It was the known tendency of thermocouples to drift in accuracy that created the practice of pre- and post-calibration. What we’ve seen is that older inspectors and auditors will expect to see this step. However, we do have mapping service providers as customers who use our loggers and they do not do pre- and post-calibration – they just verify the factory calibration certificate. This is based on the known stability of the devices as well as the experience of the provider. These service providers have enough experience with Vaisala products that they know how infrequently a mapping data logger will fail a calibration.
From our own internal studies, we see know our data loggers fail calibration it’s about 2% of the time. But since you don’t have this experience or data to rely on, I would just play it safe and do a simple documented pre- and post-cal. Nothing fancy, just put the mapping loggers (and a reference logger) in a small box in the space to be mapped for an hour, before and after the study, and show that all the values are within 0.2°C of the reference logger.
Your next question was on the CO2 Probes GMP251 and VL-4000-40C Analog data logger for CO2 chambers.
Technically, you won’t be mapping with these. Gases tend to diffuse so quickly that they reach equilibrium almost instantly, especially in a closed space. If you agree, then you are likely just measuring at a single point. If it was me, I would just verify that the chamber’s integrated CO2 sensor was calibrated.

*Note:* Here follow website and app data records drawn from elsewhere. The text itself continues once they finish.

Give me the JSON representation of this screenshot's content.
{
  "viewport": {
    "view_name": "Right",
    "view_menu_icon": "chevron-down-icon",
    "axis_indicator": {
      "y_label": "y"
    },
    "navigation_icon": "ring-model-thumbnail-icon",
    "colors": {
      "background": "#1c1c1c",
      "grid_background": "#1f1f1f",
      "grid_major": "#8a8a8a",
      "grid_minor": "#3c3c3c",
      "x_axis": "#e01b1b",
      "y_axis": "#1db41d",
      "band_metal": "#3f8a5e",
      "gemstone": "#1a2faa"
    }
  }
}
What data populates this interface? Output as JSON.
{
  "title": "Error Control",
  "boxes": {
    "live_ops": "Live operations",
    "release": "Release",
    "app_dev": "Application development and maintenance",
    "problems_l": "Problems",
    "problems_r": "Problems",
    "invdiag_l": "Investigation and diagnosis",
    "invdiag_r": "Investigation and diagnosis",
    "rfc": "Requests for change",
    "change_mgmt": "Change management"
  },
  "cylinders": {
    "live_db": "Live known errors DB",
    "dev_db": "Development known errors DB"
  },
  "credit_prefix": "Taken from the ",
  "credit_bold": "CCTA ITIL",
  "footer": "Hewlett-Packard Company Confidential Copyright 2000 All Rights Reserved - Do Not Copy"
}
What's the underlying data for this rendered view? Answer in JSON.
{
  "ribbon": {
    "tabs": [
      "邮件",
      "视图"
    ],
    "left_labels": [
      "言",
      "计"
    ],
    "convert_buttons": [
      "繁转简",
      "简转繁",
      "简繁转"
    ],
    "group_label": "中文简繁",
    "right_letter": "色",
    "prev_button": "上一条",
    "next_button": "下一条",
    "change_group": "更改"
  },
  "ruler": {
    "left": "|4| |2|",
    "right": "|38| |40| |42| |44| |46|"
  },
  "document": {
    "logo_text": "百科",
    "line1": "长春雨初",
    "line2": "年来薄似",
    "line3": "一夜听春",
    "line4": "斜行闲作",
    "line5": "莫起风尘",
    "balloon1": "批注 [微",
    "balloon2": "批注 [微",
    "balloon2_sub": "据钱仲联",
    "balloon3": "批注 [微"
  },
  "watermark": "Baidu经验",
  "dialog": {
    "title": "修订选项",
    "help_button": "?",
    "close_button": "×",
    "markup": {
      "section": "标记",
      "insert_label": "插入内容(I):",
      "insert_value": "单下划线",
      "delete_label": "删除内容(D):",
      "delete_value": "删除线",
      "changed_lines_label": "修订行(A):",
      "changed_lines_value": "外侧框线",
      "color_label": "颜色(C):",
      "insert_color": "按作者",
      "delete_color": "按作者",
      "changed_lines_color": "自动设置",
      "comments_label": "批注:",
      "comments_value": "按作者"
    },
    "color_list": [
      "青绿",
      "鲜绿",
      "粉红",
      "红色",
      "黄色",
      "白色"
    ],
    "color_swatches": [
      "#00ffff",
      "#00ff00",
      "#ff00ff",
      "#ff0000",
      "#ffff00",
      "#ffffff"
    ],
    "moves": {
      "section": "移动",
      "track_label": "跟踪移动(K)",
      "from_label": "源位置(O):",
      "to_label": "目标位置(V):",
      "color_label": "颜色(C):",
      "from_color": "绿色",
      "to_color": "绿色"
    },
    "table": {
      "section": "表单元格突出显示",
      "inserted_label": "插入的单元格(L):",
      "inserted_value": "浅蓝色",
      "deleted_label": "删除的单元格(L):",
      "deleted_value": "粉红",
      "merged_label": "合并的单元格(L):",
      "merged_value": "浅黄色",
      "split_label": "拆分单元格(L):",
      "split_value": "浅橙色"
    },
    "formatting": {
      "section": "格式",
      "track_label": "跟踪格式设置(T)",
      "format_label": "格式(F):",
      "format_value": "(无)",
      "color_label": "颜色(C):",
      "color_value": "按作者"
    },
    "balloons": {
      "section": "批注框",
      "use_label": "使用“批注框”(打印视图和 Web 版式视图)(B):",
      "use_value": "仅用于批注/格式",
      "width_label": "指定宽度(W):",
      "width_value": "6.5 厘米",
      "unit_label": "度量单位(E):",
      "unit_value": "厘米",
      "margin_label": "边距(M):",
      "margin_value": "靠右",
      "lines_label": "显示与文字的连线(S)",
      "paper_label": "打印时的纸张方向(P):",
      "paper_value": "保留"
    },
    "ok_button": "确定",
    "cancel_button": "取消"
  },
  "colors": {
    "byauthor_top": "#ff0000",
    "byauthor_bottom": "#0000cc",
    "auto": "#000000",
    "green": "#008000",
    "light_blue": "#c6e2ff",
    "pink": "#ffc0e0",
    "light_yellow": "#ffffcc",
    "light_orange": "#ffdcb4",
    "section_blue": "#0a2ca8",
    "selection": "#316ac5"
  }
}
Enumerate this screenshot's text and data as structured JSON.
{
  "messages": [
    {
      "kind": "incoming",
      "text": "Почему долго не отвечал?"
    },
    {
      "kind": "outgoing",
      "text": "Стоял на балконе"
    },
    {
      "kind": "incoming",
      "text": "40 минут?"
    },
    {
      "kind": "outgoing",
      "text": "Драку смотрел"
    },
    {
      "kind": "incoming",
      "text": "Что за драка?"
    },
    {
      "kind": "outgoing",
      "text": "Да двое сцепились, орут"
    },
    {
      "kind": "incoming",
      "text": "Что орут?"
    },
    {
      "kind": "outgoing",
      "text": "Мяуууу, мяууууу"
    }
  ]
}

But if you want to monitor CO2 independently during the mapping, I expect that some sort of calibration verification would be appropriate. Do you have any reason to expect that the CO2 sensor you plan to use would drift significantly during the study? If you don’t have a lot of historical data for CO2 sensors, it’s useful to do a pre-calibration and post-calibration
However, calibration of these devices is not as simple as with a temperature sensor, but there probably is a nice simple point of use check you can do if you have another calibrated instrument to use as reference. We aren’t looking for a full calibration here… just a quick documented check to show why you think the instrument is accurate.
Finally, you mentioned Vaisala VL-170054T Thermocouple Logger used in LN2 units. If you are mapping, especially with a thermocouple, I would definitely do a pre-calibration and post-calibration check. Again, this doesn’t have to be complicated, just enough to document the sensor’s accuracy.
Note that at liquid nitrogen temperatures, thermocouples have a lot of error. In my experience, mapping LN2 units is difficult. I had to map some LN2 storage dewars back in the day and we eventually managed to get it done. But we weren’t really able to conclude much, other than radially symmetric spaces are hard to map and the largest contributor to temperature variation were inherent insulation faults due to the method of construction of the vessel.
In this on-demand webinar, Vaisala Senior Regulatory Expert Paul Daniel reviews the regulations and industry guidance on mapping. He outlines a risk-based validation method to reduce the total number of sensors required while maintaining mapping study defensibility under audit.